Pelosi, D-Calif., speaking to reporters at the Democratic retreat in Leesburg, Va., said she is “pleased to see” news reports that McConnell, R-Ky., “is ready to talk about” about an immigration deal.
McConnell told reporters on Thursday it is “past time” to negotiate with Democrats on immigration and he is willing to talk to Pelosi about it “now.”
While lawmakers normally avoid taking up major policy initiatives when a presidential election is looming, they may have no choice.
A sudden surge in family units attempting to cross into the United States illegally has overwhelmed the nation’s border security system.
So far this year, 240,000 illegal immigrants have been apprehended entering the United States, some at ports of entry, but mostly at points in between along the southwest border.
The increase accelerated after July 2015, when a federal judge ruled that illegal immigrant parents must be released with children soon after they are apprehended.
The court ruling attracted mass family migration from Central America as adults learned bringing children to the U.S. border would prevent them from being detained or immediately sent home.
Even Pelosi acknowledged Friday it has created “a humanitarian crisis.”
The GOP wants to change the nation’s asylum laws and rules governing the treatment of apprehended illegal immigrants in order to discourage the recent wave of mass migration from Central America.
Finding a bipartisan deal with Democrats, however, would likely require a comprehensive plan that addresses illegal immigrants already living in the United States.
While McConnell did not specify what should be included in a deal, Pelosi said “what we need to do is sit down and have comprehensive immigration reform.”
She added, “I’m glad Mitch McConnell has said he’s willing to do that.”
Democrats and Republicans have tried but failed to pass immigration reform legislation numerous times over the past 15 years.
Democrats want a pathway to citizenship for illegal immigrants already in the country, while Republicans have sought stronger border security provisions.
Pelosi said none of the current problems along the border can be fixed without tackling comprehensive immigration reform.
“I think the president is beginning to realize that has to happen,” Pelosi said.
Americans are in danger of ignoring casual lies by President Trump, making him a bigger threat in a sense than Russian actors trying to interfere in U.S. elections, according to former FBI Director James Comey.
“I’m sure Russia is engaged in efforts to undermine all manner of American institutions, but the president of the United States tweets lies about those institutions nearly every day,” Comey said Thursday at a Hewlett Foundation event near San Francisco. “He does it so often that we’ve become numb to it. And there’s danger in that numbness.”
Trump fired Comey in May 2017 over what he later said was an effort to shut down a probe into Russia’s interference in the 2016 campaign.

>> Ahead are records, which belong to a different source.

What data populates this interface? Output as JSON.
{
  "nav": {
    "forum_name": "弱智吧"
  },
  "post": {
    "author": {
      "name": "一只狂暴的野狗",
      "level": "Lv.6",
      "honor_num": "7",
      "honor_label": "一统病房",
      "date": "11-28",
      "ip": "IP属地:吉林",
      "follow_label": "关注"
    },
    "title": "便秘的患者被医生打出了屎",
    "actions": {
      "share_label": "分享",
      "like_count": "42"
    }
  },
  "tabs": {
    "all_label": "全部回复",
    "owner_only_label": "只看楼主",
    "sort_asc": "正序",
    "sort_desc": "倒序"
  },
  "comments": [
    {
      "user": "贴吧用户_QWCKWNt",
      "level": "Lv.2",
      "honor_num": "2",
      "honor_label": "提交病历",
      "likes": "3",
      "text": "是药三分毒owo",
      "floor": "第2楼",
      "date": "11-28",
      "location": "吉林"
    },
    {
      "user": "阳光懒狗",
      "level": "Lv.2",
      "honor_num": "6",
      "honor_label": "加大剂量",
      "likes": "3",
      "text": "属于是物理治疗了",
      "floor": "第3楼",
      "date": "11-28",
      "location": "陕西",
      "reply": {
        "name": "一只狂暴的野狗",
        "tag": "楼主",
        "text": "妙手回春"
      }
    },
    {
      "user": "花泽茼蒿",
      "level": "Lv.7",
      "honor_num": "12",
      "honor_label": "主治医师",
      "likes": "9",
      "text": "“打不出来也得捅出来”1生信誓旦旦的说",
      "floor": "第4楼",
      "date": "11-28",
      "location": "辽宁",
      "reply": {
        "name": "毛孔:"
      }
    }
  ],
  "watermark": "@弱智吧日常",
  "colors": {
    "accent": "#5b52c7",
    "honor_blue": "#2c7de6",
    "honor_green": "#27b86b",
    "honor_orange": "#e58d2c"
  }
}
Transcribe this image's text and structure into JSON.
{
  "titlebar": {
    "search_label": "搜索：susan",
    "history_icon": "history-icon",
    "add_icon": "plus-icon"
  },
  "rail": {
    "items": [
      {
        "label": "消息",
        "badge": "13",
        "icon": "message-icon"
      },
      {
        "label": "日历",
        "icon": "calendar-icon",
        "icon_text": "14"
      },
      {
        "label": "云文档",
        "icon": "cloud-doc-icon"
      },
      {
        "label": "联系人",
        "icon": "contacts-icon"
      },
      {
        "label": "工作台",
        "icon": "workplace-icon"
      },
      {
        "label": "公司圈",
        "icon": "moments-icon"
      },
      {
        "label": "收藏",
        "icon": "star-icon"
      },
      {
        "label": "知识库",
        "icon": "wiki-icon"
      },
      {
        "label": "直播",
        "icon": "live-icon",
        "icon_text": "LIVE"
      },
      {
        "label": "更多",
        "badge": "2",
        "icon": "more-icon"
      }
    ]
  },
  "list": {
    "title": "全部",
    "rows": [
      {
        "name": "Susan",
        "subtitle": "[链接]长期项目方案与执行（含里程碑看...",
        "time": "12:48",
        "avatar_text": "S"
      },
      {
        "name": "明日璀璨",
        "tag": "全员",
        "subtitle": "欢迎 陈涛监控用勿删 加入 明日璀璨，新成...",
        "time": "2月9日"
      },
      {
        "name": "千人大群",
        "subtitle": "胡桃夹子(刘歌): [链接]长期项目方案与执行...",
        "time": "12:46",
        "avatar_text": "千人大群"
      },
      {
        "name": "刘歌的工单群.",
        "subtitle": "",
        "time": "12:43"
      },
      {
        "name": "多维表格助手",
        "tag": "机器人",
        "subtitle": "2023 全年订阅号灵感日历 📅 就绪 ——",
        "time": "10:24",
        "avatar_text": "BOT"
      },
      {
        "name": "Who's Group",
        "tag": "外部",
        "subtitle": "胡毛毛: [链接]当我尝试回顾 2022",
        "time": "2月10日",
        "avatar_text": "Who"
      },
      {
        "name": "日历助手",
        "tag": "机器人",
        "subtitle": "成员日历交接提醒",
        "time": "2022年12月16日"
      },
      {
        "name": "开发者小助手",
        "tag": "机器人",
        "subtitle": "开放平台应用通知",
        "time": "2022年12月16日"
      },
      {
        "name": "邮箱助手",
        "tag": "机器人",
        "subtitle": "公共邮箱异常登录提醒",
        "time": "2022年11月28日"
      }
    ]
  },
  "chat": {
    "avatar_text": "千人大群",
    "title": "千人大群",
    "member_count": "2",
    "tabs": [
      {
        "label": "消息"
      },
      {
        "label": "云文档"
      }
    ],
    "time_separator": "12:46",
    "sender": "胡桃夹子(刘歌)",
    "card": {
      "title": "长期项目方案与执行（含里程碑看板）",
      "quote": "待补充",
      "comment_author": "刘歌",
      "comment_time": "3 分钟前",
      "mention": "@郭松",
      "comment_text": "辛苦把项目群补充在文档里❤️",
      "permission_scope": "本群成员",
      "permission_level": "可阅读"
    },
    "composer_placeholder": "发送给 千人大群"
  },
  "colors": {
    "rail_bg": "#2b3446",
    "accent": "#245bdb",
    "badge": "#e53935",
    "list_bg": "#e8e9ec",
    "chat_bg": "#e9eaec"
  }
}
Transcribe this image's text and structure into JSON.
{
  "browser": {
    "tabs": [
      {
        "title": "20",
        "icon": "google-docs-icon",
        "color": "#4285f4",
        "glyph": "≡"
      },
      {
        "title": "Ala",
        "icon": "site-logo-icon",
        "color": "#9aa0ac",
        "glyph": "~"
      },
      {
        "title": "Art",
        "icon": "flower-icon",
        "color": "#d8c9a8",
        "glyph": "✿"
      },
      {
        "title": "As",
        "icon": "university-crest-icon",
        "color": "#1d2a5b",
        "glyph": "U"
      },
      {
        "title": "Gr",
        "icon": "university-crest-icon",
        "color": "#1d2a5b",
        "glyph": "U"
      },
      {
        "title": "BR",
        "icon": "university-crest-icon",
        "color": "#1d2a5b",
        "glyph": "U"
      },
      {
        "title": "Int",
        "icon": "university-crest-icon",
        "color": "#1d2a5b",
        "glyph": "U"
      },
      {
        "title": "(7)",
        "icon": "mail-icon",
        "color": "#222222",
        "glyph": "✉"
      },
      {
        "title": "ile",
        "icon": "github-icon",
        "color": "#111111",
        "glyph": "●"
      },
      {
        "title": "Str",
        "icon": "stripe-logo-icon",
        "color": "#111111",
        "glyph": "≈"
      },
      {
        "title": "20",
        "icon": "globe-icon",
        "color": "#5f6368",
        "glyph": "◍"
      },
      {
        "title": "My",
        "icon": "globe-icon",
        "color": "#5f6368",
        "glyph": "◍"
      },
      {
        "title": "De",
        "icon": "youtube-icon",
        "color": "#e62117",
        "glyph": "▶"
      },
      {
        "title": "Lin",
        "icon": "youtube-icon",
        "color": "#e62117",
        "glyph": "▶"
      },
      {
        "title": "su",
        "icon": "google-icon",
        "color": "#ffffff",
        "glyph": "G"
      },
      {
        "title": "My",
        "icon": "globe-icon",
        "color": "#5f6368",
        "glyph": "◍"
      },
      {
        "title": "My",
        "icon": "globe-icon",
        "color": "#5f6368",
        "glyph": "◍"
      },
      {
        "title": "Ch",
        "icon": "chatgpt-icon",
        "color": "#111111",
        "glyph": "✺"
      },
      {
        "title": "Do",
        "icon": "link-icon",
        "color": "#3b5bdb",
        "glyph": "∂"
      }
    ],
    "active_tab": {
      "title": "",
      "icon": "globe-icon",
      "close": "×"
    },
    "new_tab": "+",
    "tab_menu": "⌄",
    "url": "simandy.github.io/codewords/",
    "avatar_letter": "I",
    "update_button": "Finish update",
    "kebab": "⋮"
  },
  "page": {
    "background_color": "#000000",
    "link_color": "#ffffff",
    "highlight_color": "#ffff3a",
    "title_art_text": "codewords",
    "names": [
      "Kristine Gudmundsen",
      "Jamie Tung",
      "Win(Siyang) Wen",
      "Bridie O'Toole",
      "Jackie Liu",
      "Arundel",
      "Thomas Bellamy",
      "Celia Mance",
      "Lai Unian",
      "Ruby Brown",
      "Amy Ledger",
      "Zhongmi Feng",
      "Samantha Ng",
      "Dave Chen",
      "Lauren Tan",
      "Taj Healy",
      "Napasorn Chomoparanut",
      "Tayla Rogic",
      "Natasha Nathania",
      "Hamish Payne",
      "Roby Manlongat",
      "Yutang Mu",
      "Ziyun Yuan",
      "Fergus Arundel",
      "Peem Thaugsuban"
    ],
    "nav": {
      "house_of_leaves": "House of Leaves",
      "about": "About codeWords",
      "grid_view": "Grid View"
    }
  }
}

Since then, the president has regularly targeted Comey for criticism over Twitter.
“I wake up some mornings and the president’s tweeted I should be in jail. You know what I do? I laugh and I go, ‘Oh, there he goes again.’ I don’t follow him on Twitter, so I only see it if one of you retweets it. But I laugh. And that laughing is dangerous.”
Comey also disputed Attorney General William Barr’s claim that the Obama administration spied on the Trump campaign in the 2016 presidential election.
“I don’t understand what the heck he’s talking about,” Comey said. “But when I hear that kind of language used, it’s concerning because the FBI and the Department of Justice conduct court-ordered electronic surveillance. I have never thought of that as ‘spying.’”
Buttigieg delivers a short and punchy stump speech, heavy on Democratic catechism — the sanctity of Medicare, support for universal healthcare and legalized abortion, fighting climate change, reining in corporate political influence — but one largely devoid of specifics, beyond eliminating the electoral college in favor of a popular vote for president.